by Virginia Greco. Published: 13 October 2018

Last summer, the ALICE collaboration welcomed fifteen students coming from all over the world, who joined the CERN Summer Student Programme. They spent between eight and ten weeks at the laboratory, following a busy schedule of lessons, workshops and hands-on projects. We talked with some of them about this experience and their impressions about it.

A student of Applied Computer Science at the Technology University of Freiberg (TU Bergakademie Freiberg), Jonas Toth spent last summer at CERN working on an “unusual” project: the development of a software platform for the ALICE Masterclasses.

He had completed his Bachelor’s studies, with a thesis on the calibration of omni-directional camera setups to be applied on a mining robot, and was interested in making a work experience. He learnt about the CERN Summer Student Programme from a past roommate and decided to apply. Thanks to his experience in C++ coding, he was selected for this project. “I knew from the C++ community that at CERN this language is largely used,” he explains “and it interested me on the technical side. So, I thought it was a good opportunity”. 

The project he worked on was oriented at improving the ALICE Masterclasses codebase and transforming it into a platform where new content could be easily added. Of course, this was not directly related to physics research, but gave him the opportunity to sharpen his practical skills in C++ coding and programming techniques.

Discovering the way physics analysis is developed was very interesting as well,” Jonas highlights, “and I had the occasion to learn even a bit of particle physics.”

In addition to the interesting learning experience, Jonas really appreciated the working environment and the good relationship he could establish with both the other summer students and the scientists he worked with. He could make new friends and meet people from all around the world – the thing that often strikes the most newcomers to CERN. 
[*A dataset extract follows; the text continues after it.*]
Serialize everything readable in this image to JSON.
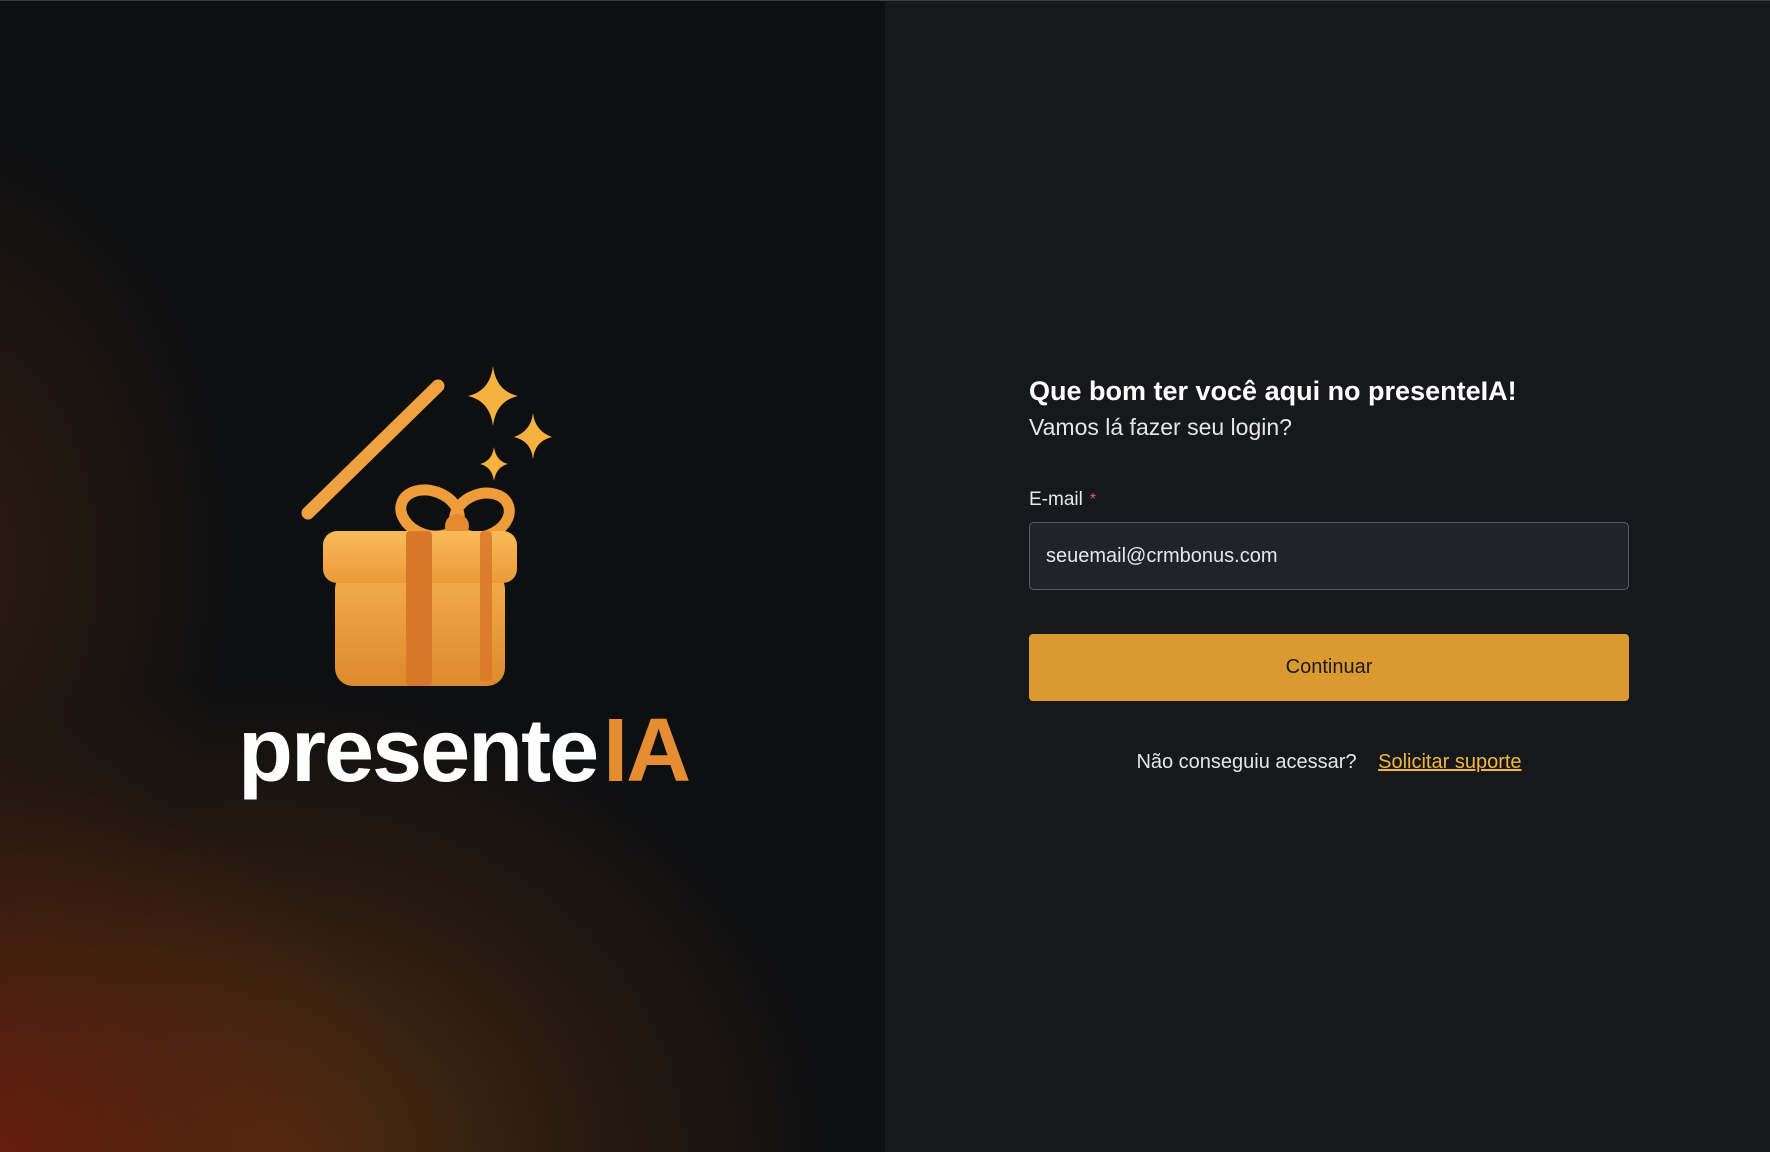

Besides programming and playing around with computers, he likes biking and hiking, sports that he could practice in the region around CERN. “But the activity I certainly enjoyed the most,” he recounts, “was paragliding.”